Victims of violence: Male and female heroin users
Date of Award
Doctor of Philosophy (Ph.D.)
First Committee Member
Roger Dunham - Committee Chair
This dissertation estimates the prevalence of violent victimization among street-recruited male and female heroin users, and examines the association of a set of personal and social factors with violent victimization. Two theoretical perspectives, routine activities and street addict role, are integrated to develop a single conceptual framework to examine victimization among this population. Integrating these theories provides the context to understand how the heroin street subculture and lifestyle of male and female users influence their risk levels for violent victimization by focusing on four domains: sociodemographic, drug use history, lifestyle, and personal networks.This dissertation builds upon and extends the few studies that have examined violent victimization among chronic drug users. No study, to date, has looked at the factors associated with the different types of violent victimization among heroin users, incorporating the gender risk factors across different types of violent victimization. Findings indicate that the prevalence of violent victimization in a 30 day period is high for the street-recruited heroin users. While the prevalence of some types of violent victimization may be similar between the genders, other victimization types (e.g. injured) are more prevalent among the females. Furthermore, this study demonstrates that by examining the different types of violent victimization, the domains and factors that are significantly associated vary between the various victimization measures. Performing gender specific analysis also suggests that violent victimization factors and domains significantly vary among the different victimization measures for male and female heroin users as well as between the genders.

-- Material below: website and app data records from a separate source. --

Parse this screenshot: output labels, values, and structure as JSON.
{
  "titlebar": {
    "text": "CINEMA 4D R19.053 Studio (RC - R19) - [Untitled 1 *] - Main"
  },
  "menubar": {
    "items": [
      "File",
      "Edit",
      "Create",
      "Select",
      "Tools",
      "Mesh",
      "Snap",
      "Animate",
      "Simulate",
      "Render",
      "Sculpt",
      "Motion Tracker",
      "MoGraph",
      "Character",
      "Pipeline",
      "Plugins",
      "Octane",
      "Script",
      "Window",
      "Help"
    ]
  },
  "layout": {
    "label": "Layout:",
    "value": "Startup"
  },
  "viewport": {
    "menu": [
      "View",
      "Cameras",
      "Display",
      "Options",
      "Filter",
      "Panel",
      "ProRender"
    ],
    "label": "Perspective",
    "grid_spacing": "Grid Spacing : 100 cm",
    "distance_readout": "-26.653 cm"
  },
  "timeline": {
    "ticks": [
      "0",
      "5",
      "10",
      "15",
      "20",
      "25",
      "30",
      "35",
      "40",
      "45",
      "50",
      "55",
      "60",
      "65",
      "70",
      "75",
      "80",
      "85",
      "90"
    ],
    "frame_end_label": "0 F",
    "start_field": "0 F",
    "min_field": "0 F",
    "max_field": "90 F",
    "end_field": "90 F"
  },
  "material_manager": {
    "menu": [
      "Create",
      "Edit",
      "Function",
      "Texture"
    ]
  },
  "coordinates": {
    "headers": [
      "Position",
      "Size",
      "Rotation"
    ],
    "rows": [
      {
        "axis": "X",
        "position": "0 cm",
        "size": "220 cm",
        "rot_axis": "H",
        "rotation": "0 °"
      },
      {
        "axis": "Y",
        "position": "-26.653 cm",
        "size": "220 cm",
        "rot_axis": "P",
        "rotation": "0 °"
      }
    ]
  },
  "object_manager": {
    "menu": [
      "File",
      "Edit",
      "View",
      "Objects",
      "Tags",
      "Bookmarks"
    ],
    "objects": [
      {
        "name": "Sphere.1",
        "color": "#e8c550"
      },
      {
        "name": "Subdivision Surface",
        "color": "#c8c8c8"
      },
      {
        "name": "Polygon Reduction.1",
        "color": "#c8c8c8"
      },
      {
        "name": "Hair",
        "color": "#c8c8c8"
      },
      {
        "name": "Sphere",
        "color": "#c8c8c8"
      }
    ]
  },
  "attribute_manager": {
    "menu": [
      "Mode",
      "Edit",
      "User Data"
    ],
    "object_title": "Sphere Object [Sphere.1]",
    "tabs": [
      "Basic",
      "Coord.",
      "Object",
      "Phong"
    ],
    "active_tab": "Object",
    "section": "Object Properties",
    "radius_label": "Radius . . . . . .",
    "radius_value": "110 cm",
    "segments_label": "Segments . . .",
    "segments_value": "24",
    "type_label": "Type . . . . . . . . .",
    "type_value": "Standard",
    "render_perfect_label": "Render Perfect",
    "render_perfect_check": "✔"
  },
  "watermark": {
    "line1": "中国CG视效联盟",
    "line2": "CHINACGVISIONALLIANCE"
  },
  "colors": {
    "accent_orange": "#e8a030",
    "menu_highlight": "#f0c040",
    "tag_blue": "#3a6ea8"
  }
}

Health Sciences, Public Health; Sociology, Criminology and Penology
Koo, Dixie Jasun, "Victims of violence: Male and female heroin users" (2004). Dissertations from ProQuest. 2134.